A former KGB colonel who was a top double agent for British intelligence has said he cannot explain a major mystery that has developed over whether he was first betrayed to Moscow in 1985 by confessed U.S. spy Aldrich H. Ames or by another unidentified source.

But Oleg Gordievsky, who survived his exposure thanks to a dramatic escape from the Soviet Union nine years ago, said in a telephone interview from Britain last week that he continues to believe it was Ames who turned him in.

After six weeks of questioning Ames in three-day-a-week sessions, the FBI and CIA remain baffled about whether Ames or someone else first warned the Soviets about Gordievsky, according to sources familiar with the issue.

The question is critical. If Ames did not pass Moscow the initial information about Gordievsky, then there may have been another informer inside the CIA or elsewhere helping the Russians.

The confusion arises because Ames cannot remember exactly when he first gave the Soviets information related to Gordievsky, the best Soviet spy ever recruited by British intelligence. An FBI reconstruction of events puts the date on or about June 13, 1985.

That, however, is weeks after May 17, 1985, the day Gordievsky says the KGB suddenly ordered him to return to Moscow from London. Ten days later Gordievsky was accused by his superiors of being a British spy.

If Gordievsky's dates and Ames's story are correct, either the FBI's reconstruction of events in June is wrong or someone other than Ames initially made the KGB suspicious of Gordievsky.

Gordievsky said in the interview that he cannot explain the June date set by the FBI. "If Ames confirmed me {to the KGB} in June, they would have arrested me," he said. "In June, nothing else happened to me except surveillance and listening."

Ames, who is incarcerated in Alexandria, has been interrogated since he pleaded guilty April 28 to espionage charges. Interrogators have begun to question his story about passing on information about Gordievsky to the Soviets. They also are trying to find out from Ames and others whether there might have been another source who knew enough to lead the KGB to Gordievsky.

In recent interviews, Ames and Gordievsky, both professional intelligence operatives who betrayed their respective countries, provided some details about the incident but could not clear up the matter.

Sometime in mid-1985, Ames delivered to a Soviet Embassy contact a package containing his list of all the U.S. and allied-paid Soviet agents he knew.

Although he did not know Gordievsky's name, Ames and several CIA colleagues had figured out that someone high up in the KGB in London was delivering highly sensitive material that British intelligence was often hand-delivering to the CIA for President Ronald Reagan. Ames also knew the British source had a relationship with Danish intelligence.

Ames gave the Soviets enough identification, one source said, that "would inevitably have led" the KGB to Gordievsky. Ames has said he remembers turning over the package "several months" after handing over an initial list of two or three Soviet names in April 1985.

At least 10 persons identified by Ames either were tried and killed or disappeared.

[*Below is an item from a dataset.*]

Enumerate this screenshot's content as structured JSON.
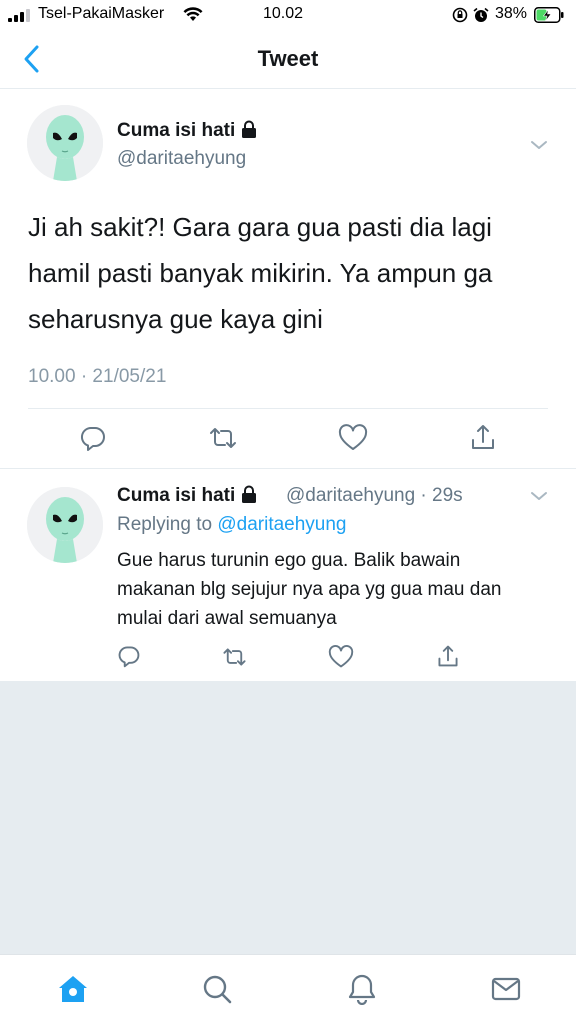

Ten days after he returned to Moscow, Gordievsky was drugged and questioned by KGB superiors about being a British spy. After his repeated denials, Gordievsky was turned loose by the KGB, but kept under surveillance. On July 19, while out jogging with a KGB guard close behind, British intelligence agents seized him and put him on his way to an amazing escape.

Gordievsky said that British intelligence had established that the Soviets first focused on the possibility that he was a spy "between April 20 and May 10, 1985." During his May 27 questioning in Moscow, he said "one of my important {KGB} bosses" said they had learned about him from "a peculiar source, an unexpected source."

He said only an American source and one in the CIA would fit that description. Gordievsky also said he was told by his boss that they were looking for a KGB mole who had been "recruited by the British and had a Danish background."

Gordievsky said he was "saved" because the KGB did not have his name. "They couldn't arrest a KGB colonel without having a name" or some other hard evidence, he said.

Despite the fact that one turned in the other, Gordievsky and Ames voiced mutual respect. Each spoke glowingly of the information that the other had delivered. Gordievsky said "the significance of Ames was huge." Ames said everyone had admired the quality and quantity of what Gordievsky delivered. He said KGB agents "all over Western Europe" were slowly rolled up over the years thanks to Gordievsky's information.

They did differ on one basic point: Gordievsky said he acted out of despair for his country's direction and the corruption of its leadership. Ames said his main motivation was the several million dollars he received and was promised.